    It will be up to us, each and everyone, to protect your crew, your engine module, your Helitac crew, your dispatchers, your office staff…etc etc
    Know the signs, use this time to keep as much as you can to social distancing, make sure you do the self RT-130 courses, keep track of weather, if you have questions or concerns, bring them up to your supervisor.
    We still wait for the Area Command teams to come in with the grand plan….since NOTHING has come out from them, I wonder who they have to get to approve the “plan”.
    Stay well, check on your friends

  11. One of my concerns is transferring even more risk onto the aviation resources without having adequate ground forces to work with them. It’s already bad enough when teams do this in a normal year.

  12. There is so much to do to prepare for a fire season in these current conditions. A lot depends on the mind set going ahead. I think it is important that from top to bottom that we say, we react and we plan as though global warming is real.
    The worst fires will be the ones that put the public at risk. Signs should be reading fire danger is High now, and proper actions taking place. Extreme fire danger signs should go up tomorrow. (Not solely because every place has the same risk but because we have to react with unified precautions before things happen.
    Small communities along urban encroachment area into the forests should have a ten person crew trained in fire fighting and forestry. These crews should be hooked up with remote volunteer fire stations first and financial support should be started now in a declaration of emergency preparedness. We won’t be fire ready unless things like this happen. My suggestion is use the federal minimum wage. There’s a lot of people out there who are healthy and unemployed. (I suppose you could use more incentives like health care for breathing problems for life if you’ve been a fire fighter).

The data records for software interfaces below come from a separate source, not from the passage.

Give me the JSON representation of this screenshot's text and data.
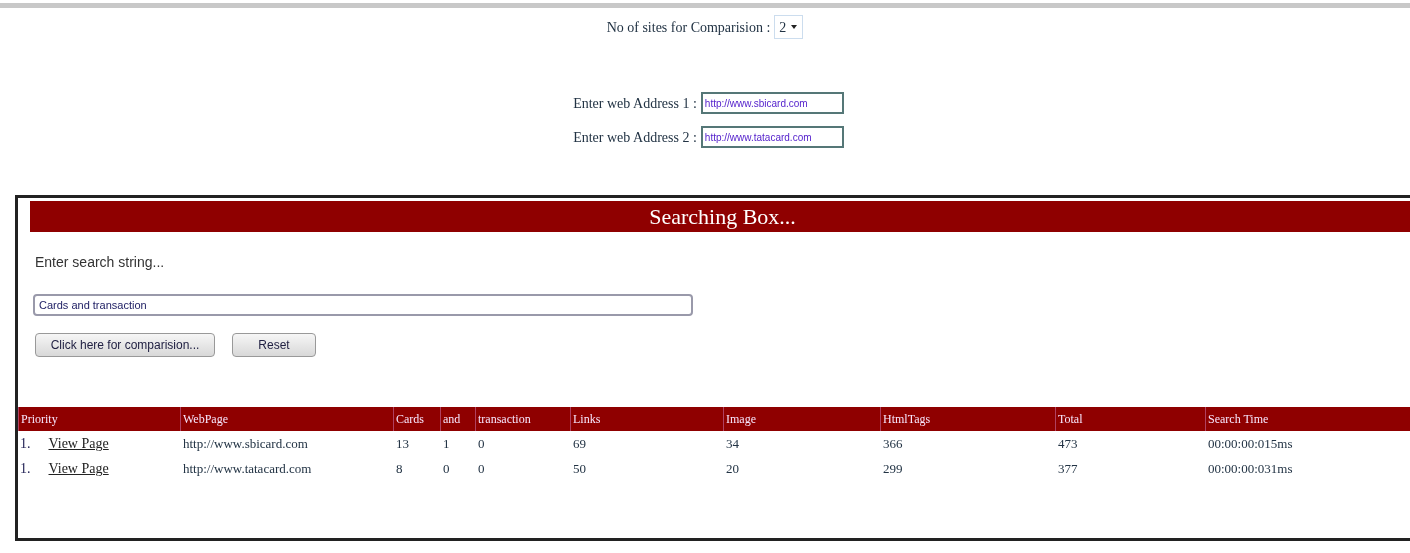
{
  "site_count": {
    "label": "No of sites for Comparision :",
    "value": "2"
  },
  "addresses": [
    {
      "label": "Enter web Address 1 :",
      "value": "http://www.sbicard.com"
    },
    {
      "label": "Enter web Address 2 :",
      "value": "http://www.tatacard.com"
    }
  ],
  "search_box": {
    "title": "Searching Box...",
    "prompt": "Enter search string...",
    "value": "Cards and transaction",
    "buttons": [
      "Click here for comparision...",
      "Reset"
    ]
  },
  "table": {
    "columns": [
      "Priority",
      "WebPage",
      "Cards",
      "and",
      "transaction",
      "Links",
      "Image",
      "HtmlTags",
      "Total",
      "Search Time"
    ],
    "rows": [
      {
        "link": "View Page",
        "cells": [
          "1.",
          "http://www.sbicard.com",
          "13",
          "1",
          "0",
          "69",
          "34",
          "366",
          "473",
          "00:00:00:015ms"
        ]
      },
      {
        "link": "View Page",
        "cells": [
          "1.",
          "http://www.tatacard.com",
          "8",
          "0",
          "0",
          "50",
          "20",
          "299",
          "377",
          "00:00:00:031ms"
        ]
      }
    ]
  }
}
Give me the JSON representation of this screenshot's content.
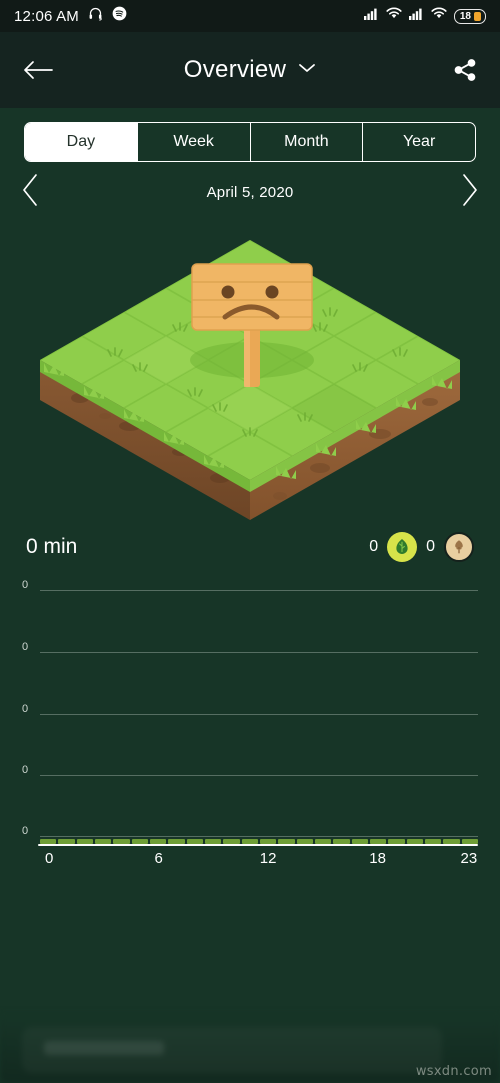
{
  "status_bar": {
    "time": "12:06 AM",
    "icons_left": [
      "headphones-icon",
      "spotify-icon"
    ],
    "icons_right": [
      "signal-bars-icon",
      "wifi-icon",
      "signal-bars-icon",
      "wifi-icon"
    ],
    "battery_level": "18"
  },
  "app_bar": {
    "back_icon": "arrow-left-icon",
    "title": "Overview",
    "dropdown_icon": "chevron-down-icon",
    "share_icon": "share-icon"
  },
  "period_tabs": {
    "items": [
      {
        "label": "Day",
        "selected": true
      },
      {
        "label": "Week",
        "selected": false
      },
      {
        "label": "Month",
        "selected": false
      },
      {
        "label": "Year",
        "selected": false
      }
    ]
  },
  "date_nav": {
    "prev_icon": "chevron-left-icon",
    "date": "April 5, 2020",
    "next_icon": "chevron-right-icon"
  },
  "illustration": {
    "name": "empty-forest-plot",
    "sign_face": "sad-face",
    "grass_color": "#8fce4b",
    "grass_top_color": "#a5d95c",
    "dirt_color": "#8a5a33",
    "sign_color": "#f0b665"
  },
  "summary": {
    "total_time": "0 min",
    "leaf_count": "0",
    "leaf_icon": "leaf-badge-icon",
    "tree_count": "0",
    "tree_icon": "tree-badge-icon"
  },
  "chart_data": {
    "type": "bar",
    "title": "",
    "xlabel": "",
    "ylabel": "",
    "categories": [
      "0",
      "1",
      "2",
      "3",
      "4",
      "5",
      "6",
      "7",
      "8",
      "9",
      "10",
      "11",
      "12",
      "13",
      "14",
      "15",
      "16",
      "17",
      "18",
      "19",
      "20",
      "21",
      "22",
      "23"
    ],
    "values": [
      0,
      0,
      0,
      0,
      0,
      0,
      0,
      0,
      0,
      0,
      0,
      0,
      0,
      0,
      0,
      0,
      0,
      0,
      0,
      0,
      0,
      0,
      0,
      0
    ],
    "ytick_labels": [
      "0",
      "0",
      "0",
      "0",
      "0"
    ],
    "xtick_labels": [
      "0",
      "6",
      "12",
      "18",
      "23"
    ],
    "xtick_positions": [
      0,
      6,
      12,
      18,
      23
    ],
    "ylim": [
      0,
      0
    ],
    "grid": true,
    "legend": "none",
    "bar_color": "#6f9e36",
    "axis_color": "#ffffff"
  },
  "bottom_section": {
    "watermark": "wsxdn.com"
  }
}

    1. Agency leaders must emphasize “rapid containment” of virus outbreaks within the fire community more than rapid containment of wildland fires. Agencies must develop effect e plans for frequent and ubiquitous diagnostic and anti body testing of firefighters, AND effective protocols and resources for tracking and isolating close contacts any firefighter diagnosed with COVID 19. Massive testing is essential for firefighter safety.

Leave a Reply

Your email address will not be published. Required fields are marked *